But another important reason I’m happy to have Trevor as a son-in-law is that, of everyone in our immediate family, he is the only one, and I do mean only one, who can cook.

The Big Kat, my ex and the father of my children, has vegetable soup as his signature dish. Said soup is made by pouring canned vegetables in a pot with one chicken bouillon cube and boiling it.

Although my son, Billy, purports to excel in All Things Poultry (i.e. an egg or a boneless breast of chicken) using the melting-butter-and-then-putting-the-poultry-item-in-a-pan-and-covering-it method, the only recipe of his I’ve personally experienced is his Flaming Fart Dip. No need to say any more about that.

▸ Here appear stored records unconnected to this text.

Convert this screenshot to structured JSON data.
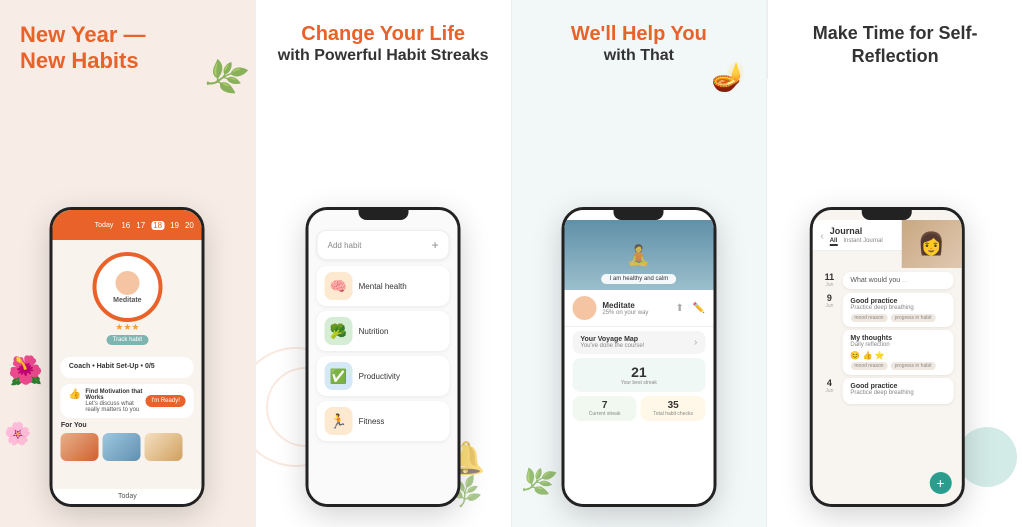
{
  "panel1": {
    "heading_line1": "New Year —",
    "heading_line2": "New Habits",
    "phone": {
      "dates": [
        "16",
        "17",
        "18",
        "19",
        "20"
      ],
      "today_label": "Today",
      "habit_name": "Meditate",
      "track_btn": "Track habit",
      "coach_label": "Coach • Habit Set-Up • 0/5",
      "find_title": "Find Motivation that Works",
      "find_sub": "Let's discuss what really matters to you",
      "ready_btn": "I'm Ready!",
      "for_you": "For You",
      "bottom_nav": "Today"
    }
  },
  "panel2": {
    "heading_main": "Change Your Life",
    "heading_sub": "with Powerful Habit Streaks",
    "phone": {
      "add_habit_placeholder": "Add habit",
      "add_habit_icon": "+",
      "habits": [
        {
          "icon": "🧠",
          "label": "Mental health",
          "icon_type": "orange"
        },
        {
          "icon": "🥦",
          "label": "Nutrition",
          "icon_type": "green"
        },
        {
          "icon": "✅",
          "label": "Productivity",
          "icon_type": "blue"
        },
        {
          "icon": "🏃",
          "label": "Fitness",
          "icon_type": "orange"
        }
      ]
    }
  },
  "panel3": {
    "heading_main": "We'll Help You",
    "heading_sub": "with That",
    "phone": {
      "hero_caption": "I am healthy and calm",
      "habit_name": "Meditate",
      "habit_progress": "25% on your way",
      "voyage_title": "Your Voyage Map",
      "voyage_sub": "You've done the course!",
      "streak_num": "21",
      "streak_label": "Your best streak",
      "current_streak_num": "7",
      "current_streak_label": "Current streak",
      "total_checks_num": "35",
      "total_checks_label": "Total habit checks"
    }
  },
  "panel4": {
    "heading": "Make Time for Self-Reflection",
    "phone": {
      "journal_title": "Journal",
      "tab_all": "All",
      "tab_instant": "Instant Journal",
      "date_top": "11",
      "month_top": "Jun",
      "question": "What would you",
      "date1": "9",
      "month1": "Jun",
      "entry1_title": "Good practice",
      "entry1_sub": "Practice deep breathing",
      "entry1_tags": [
        "mood reason",
        "progress in habit"
      ],
      "date2": "",
      "entry2_title": "My thoughts",
      "entry2_sub": "Daily reflection",
      "entry2_tags": [
        "mood reason",
        "progress in habit"
      ],
      "date3": "4",
      "month3": "Jun",
      "entry3_title": "Good practice",
      "entry3_sub": "Practice deep breathing",
      "add_btn": "+"
    }
  }
}
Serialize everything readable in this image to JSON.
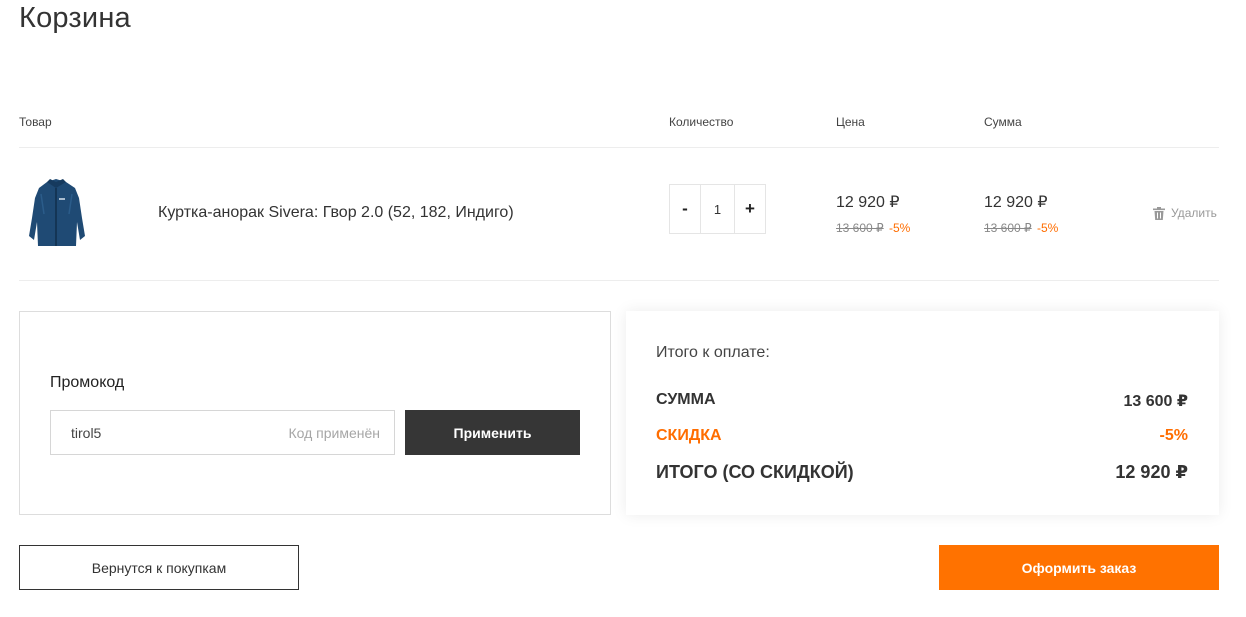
{
  "page": {
    "title": "Корзина"
  },
  "table_headers": {
    "product": "Товар",
    "quantity": "Количество",
    "price": "Цена",
    "sum": "Сумма"
  },
  "cart_items": [
    {
      "name": "Куртка-анорак Sivera: Гвор 2.0 (52, 182, Индиго)",
      "image_icon": "jacket-image",
      "quantity": "1",
      "decrement_label": "-",
      "increment_label": "+",
      "price": "12 920 ₽",
      "price_old": "13 600 ₽",
      "price_discount": "-5%",
      "sum": "12 920 ₽",
      "sum_old": "13 600 ₽",
      "sum_discount": "-5%",
      "delete_label": "Удалить"
    }
  ],
  "promo": {
    "label": "Промокод",
    "value": "tirol5",
    "status": "Код применён",
    "apply_label": "Применить"
  },
  "summary": {
    "title": "Итого к оплате:",
    "total_label": "СУММА",
    "total_value": "13 600 ₽",
    "discount_label": "СКИДКА",
    "discount_value": "-5%",
    "final_label": "ИТОГО (СО СКИДКОЙ)",
    "final_value": "12 920 ₽"
  },
  "actions": {
    "back_label": "Вернутся к покупкам",
    "checkout_label": "Оформить заказ"
  },
  "colors": {
    "accent": "#ff7200",
    "discount": "#ff6d00",
    "dark_button": "#363636",
    "jacket": "#1f4a74"
  }
}
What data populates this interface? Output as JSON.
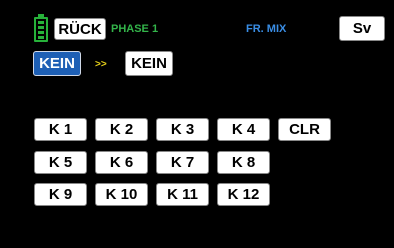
{
  "header": {
    "back_label": "RÜCK",
    "phase_label": "PHASE 1",
    "screen_title": "FR. MIX",
    "sv_label": "Sv"
  },
  "mix": {
    "from_value": "KEIN",
    "arrow": ">>",
    "to_value": "KEIN"
  },
  "switches": {
    "row1": [
      "K 1",
      "K 2",
      "K 3",
      "K 4"
    ],
    "clr_label": "CLR",
    "row2": [
      "K 5",
      "K 6",
      "K 7",
      "K 8"
    ],
    "row3": [
      "K 9",
      "K 10",
      "K 11",
      "K 12"
    ]
  },
  "colors": {
    "background": "#000000",
    "phase_text": "#33b44a",
    "title_text": "#3a8ee6",
    "arrow_text": "#e8d21a",
    "selected_button": "#1d5fb5",
    "battery": "#27b23a"
  }
}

Molly, my youngest, is a master at Hamburger Helper and frozen dinners. However, during a recent foray into better eating, she called to ask about fresh vegetables. When I inquired as to if she knew how to peel a carrot, she said in a somewhat sad and tremulous, not to mention a tad accusatory, voice that she didn’t know how to peel anything.

Melissa, who doesn’t cook much at all since she snagged Trevor with her womanly charms, still likes to call my Coca Cola ham recipe her own, although she has to phone me on the Wednesday before every Thanksgiving, asking me what the ingredients are. Since there are only four: ham, brown sugar, honey mustard, and yes, a can of Coca Cola, I’m able to help her no matter where I am or what I’m doing. The only problem with my rendition of Coca Cola ham is that its ultimate level of success depends on how long I sleep the night before, as it is meant to be cooked all night. If I undersleep, it’s underdone. If I oversleep, well, you get it.

So, we are left to Trevor and he with us.

Trevor is a very good cook, a gourmet cook.  He loves good food, fine wines, and craft beers (whatever they are).  He actually flips his dough while making the best pizzas in the world. The bad news for Trevor is that we, his adopted family, are, at best, an inadequate group of appreciators.   Remember, we are the Hamburger Helper, Flaming Fart people.

However, a dearth of understanding of the culinary arts and a lack of palate don't stop us from sitting around and waiting for dinner to come to us.  In the summer, we gather in the back yard, eyeing the grill.  In the winter, we decorate the couch, sniffing the air for food-like aromas. At Christmas, we sit under the tree like a biggie-sized nativity scene, looking like we are expecting our entree to arrive with Baby Jesus.

Waiting for dinner, that's what we do.  That's all we contribute.  And, overall, we are pretty good at waiting.  In fact, it seems we will wait forever.

And that's because Trevor, being the artiste he is, can't be hurried.  Dinner, for him, is a journey, not a destination.  Off to Salmon Dan's house across the street for fish so fresh it's straight from Dan's beer cooler still in the back of Dan's boat sitting in Dan's driveway.  Then down the block to Sharon's coop for eggs so new the hens are still checking under their feathered asses. Finally, he comes through the front door as our mouths begin their serious optimistic waterings, but no, out the back door he goes to the garden for salad greens, reds, and yellows.

Back in the kitchen, he opens a bottle of wine, letting it breathe, and then mixes up an exquisite dressing for the salad.  We, on the other hand, share the couch and a mint from the bottom of my purse.

When dinner finally arrives, it's to die for and we are spent, all of our work done.

Trevor thinks one day he'd like to open a small restaurant, a breakfast or lunch place, farm to table, only the freshest ingredients.

But, in case his patrons get tired of waiting for fresh, good, and real food, or if they run out of bottom-of-the-bag mints, maybe he'll want to offer Billy's dip as an appetizer to keep them entertained while they wait.